▶ **Exercise description**: Would you copy out the following entries exactly, without any of the pictures?

▶ **Input data**:
------
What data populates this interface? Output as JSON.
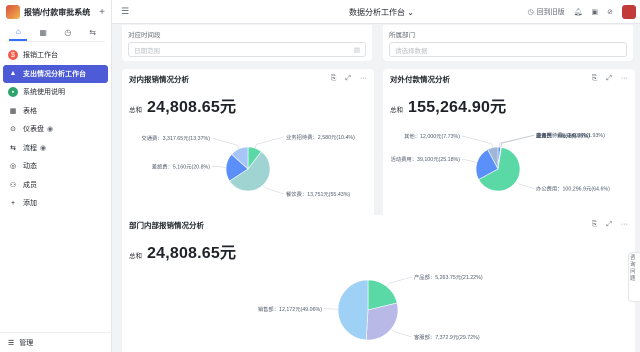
{
  "app": {
    "title": "报销/付款审批系统",
    "add_icon": "plus-icon"
  },
  "sidebar": {
    "tabs": [
      {
        "name": "home",
        "icon": "home-icon",
        "active": true
      },
      {
        "name": "table",
        "icon": "table-icon",
        "active": false
      },
      {
        "name": "history",
        "icon": "clock-icon",
        "active": false
      },
      {
        "name": "workflow",
        "icon": "flow-icon",
        "active": false
      }
    ],
    "items": [
      {
        "label": "报销工作台",
        "icon": "dollar-icon",
        "active": false
      },
      {
        "label": "支出情况分析工作台",
        "icon": "chart-icon",
        "active": true
      },
      {
        "label": "系统使用说明",
        "icon": "doc-icon",
        "active": false
      },
      {
        "label": "表格",
        "icon": "grid-icon",
        "active": false
      },
      {
        "label": "仪表盘",
        "icon": "gauge-icon",
        "active": false
      },
      {
        "label": "流程",
        "icon": "flow-icon",
        "active": false
      },
      {
        "label": "动态",
        "icon": "activity-icon",
        "active": false
      },
      {
        "label": "成员",
        "icon": "users-icon",
        "active": false
      },
      {
        "label": "添加",
        "icon": "plus-icon",
        "active": false
      }
    ],
    "bottom_label": "管理"
  },
  "topbar": {
    "title": "数据分析工作台",
    "back_label": "回到旧版"
  },
  "filters": {
    "date_label": "对应时间段",
    "date_placeholder": "日期范围",
    "dept_label": "所属部门",
    "dept_placeholder": "请选择数据"
  },
  "float_tab": "咨询 问题",
  "cards": [
    {
      "id": "internal",
      "title": "对内报销情况分析",
      "kpi_label": "总和",
      "kpi_value": "24,808.65元"
    },
    {
      "id": "external",
      "title": "对外付款情况分析",
      "kpi_label": "总和",
      "kpi_value": "155,264.90元"
    },
    {
      "id": "department",
      "title": "部门内部报销情况分析",
      "kpi_label": "总和",
      "kpi_value": "24,808.65元"
    }
  ],
  "chart_data": [
    {
      "type": "pie",
      "title": "对内报销情况分析",
      "slices": [
        {
          "label": "业务招待费",
          "value": 2580,
          "display": "业务招待费：2,580元(10.4%)",
          "color": "#5ad8a6"
        },
        {
          "label": "餐饮费",
          "value": 13751,
          "display": "餐饮费：13,751元(55.43%)",
          "color": "#9fd4d2"
        },
        {
          "label": "差旅费",
          "value": 5160,
          "display": "差旅费：5,160元(20.8%)",
          "color": "#5b8ff9"
        },
        {
          "label": "交通费",
          "value": 3317.65,
          "display": "交通费：3,317.65元(13.37%)",
          "color": "#a7c6f7"
        }
      ]
    },
    {
      "type": "pie",
      "title": "对外付款情况分析",
      "slices": [
        {
          "label": "业务招待费",
          "value": 3000,
          "display": "业务招待费：3,000元(1.93%)",
          "color": "#5b8ff9"
        },
        {
          "label": "差旅费",
          "value": 321,
          "display": "差旅费：321元(0.21%)",
          "color": "#6dc8ec"
        },
        {
          "label": "服务费",
          "value": 546,
          "display": "服务费：546元(0.35%)",
          "color": "#945fb9"
        },
        {
          "label": "交通费",
          "value": 1,
          "display": "交通费：1元(0%)",
          "color": "#ff9845"
        },
        {
          "label": "办公费用",
          "value": 100296.9,
          "display": "办公费用：100,296.9元(64.6%)",
          "color": "#5ad8a6"
        },
        {
          "label": "活动费用",
          "value": 39100,
          "display": "活动费用：39,100元(25.18%)",
          "color": "#5b8ff9"
        },
        {
          "label": "其他",
          "value": 12000,
          "display": "其他：12,000元(7.73%)",
          "color": "#9fb6d8"
        }
      ]
    },
    {
      "type": "pie",
      "title": "部门内部报销情况分析",
      "slices": [
        {
          "label": "产品部",
          "value": 5263.75,
          "display": "产品部：5,263.75元(21.22%)",
          "color": "#5ad8a6"
        },
        {
          "label": "客服部",
          "value": 7372.9,
          "display": "客服部：7,372.9元(29.72%)",
          "color": "#b8b9e6"
        },
        {
          "label": "销售部",
          "value": 12172,
          "display": "销售部：12,172元(49.06%)",
          "color": "#9fd0f5"
        }
      ]
    }
  ]
}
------
▶ **Task response**:
What data populates this interface? Output as JSON.
{
  "app": {
    "title": "报销/付款审批系统",
    "add_icon": "plus-icon"
  },
  "sidebar": {
    "tabs": [
      {
        "name": "home",
        "icon": "home-icon",
        "active": true
      },
      {
        "name": "table",
        "icon": "table-icon",
        "active": false
      },
      {
        "name": "history",
        "icon": "clock-icon",
        "active": false
      },
      {
        "name": "workflow",
        "icon": "flow-icon",
        "active": false
      }
    ],
    "items": [
      {
        "label": "报销工作台",
        "icon": "dollar-icon",
        "active": false
      },
      {
        "label": "支出情况分析工作台",
        "icon": "chart-icon",
        "active": true
      },
      {
        "label": "系统使用说明",
        "icon": "doc-icon",
        "active": false
      },
      {
        "label": "表格",
        "icon": "grid-icon",
        "active": false
      },
      {
        "label": "仪表盘",
        "icon": "gauge-icon",
        "active": false
      },
      {
        "label": "流程",
        "icon": "flow-icon",
        "active": false
      },
      {
        "label": "动态",
        "icon": "activity-icon",
        "active": false
      },
      {
        "label": "成员",
        "icon": "users-icon",
        "active": false
      },
      {
        "label": "添加",
        "icon": "plus-icon",
        "active": false
      }
    ],
    "bottom_label": "管理"
  },
  "topbar": {
    "title": "数据分析工作台",
    "back_label": "回到旧版"
  },
  "filters": {
    "date_label": "对应时间段",
    "date_placeholder": "日期范围",
    "dept_label": "所属部门",
    "dept_placeholder": "请选择数据"
  },
  "float_tab": "咨询 问题",
  "cards": [
    {
      "id": "internal",
      "title": "对内报销情况分析",
      "kpi_label": "总和",
      "kpi_value": "24,808.65元"
    },
    {
      "id": "external",
      "title": "对外付款情况分析",
      "kpi_label": "总和",
      "kpi_value": "155,264.90元"
    },
    {
      "id": "department",
      "title": "部门内部报销情况分析",
      "kpi_label": "总和",
      "kpi_value": "24,808.65元"
    }
  ],
  "chart_data": [
    {
      "type": "pie",
      "title": "对内报销情况分析",
      "slices": [
        {
          "label": "业务招待费",
          "value": 2580,
          "display": "业务招待费：2,580元(10.4%)",
          "color": "#5ad8a6"
        },
        {
          "label": "餐饮费",
          "value": 13751,
          "display": "餐饮费：13,751元(55.43%)",
          "color": "#9fd4d2"
        },
        {
          "label": "差旅费",
          "value": 5160,
          "display": "差旅费：5,160元(20.8%)",
          "color": "#5b8ff9"
        },
        {
          "label": "交通费",
          "value": 3317.65,
          "display": "交通费：3,317.65元(13.37%)",
          "color": "#a7c6f7"
        }
      ]
    },
    {
      "type": "pie",
      "title": "对外付款情况分析",
      "slices": [
        {
          "label": "业务招待费",
          "value": 3000,
          "display": "业务招待费：3,000元(1.93%)",
          "color": "#5b8ff9"
        },
        {
          "label": "差旅费",
          "value": 321,
          "display": "差旅费：321元(0.21%)",
          "color": "#6dc8ec"
        },
        {
          "label": "服务费",
          "value": 546,
          "display": "服务费：546元(0.35%)",
          "color": "#945fb9"
        },
        {
          "label": "交通费",
          "value": 1,
          "display": "交通费：1元(0%)",
          "color": "#ff9845"
        },
        {
          "label": "办公费用",
          "value": 100296.9,
          "display": "办公费用：100,296.9元(64.6%)",
          "color": "#5ad8a6"
        },
        {
          "label": "活动费用",
          "value": 39100,
          "display": "活动费用：39,100元(25.18%)",
          "color": "#5b8ff9"
        },
        {
          "label": "其他",
          "value": 12000,
          "display": "其他：12,000元(7.73%)",
          "color": "#9fb6d8"
        }
      ]
    },
    {
      "type": "pie",
      "title": "部门内部报销情况分析",
      "slices": [
        {
          "label": "产品部",
          "value": 5263.75,
          "display": "产品部：5,263.75元(21.22%)",
          "color": "#5ad8a6"
        },
        {
          "label": "客服部",
          "value": 7372.9,
          "display": "客服部：7,372.9元(29.72%)",
          "color": "#b8b9e6"
        },
        {
          "label": "销售部",
          "value": 12172,
          "display": "销售部：12,172元(49.06%)",
          "color": "#9fd0f5"
        }
      ]
    }
  ]
}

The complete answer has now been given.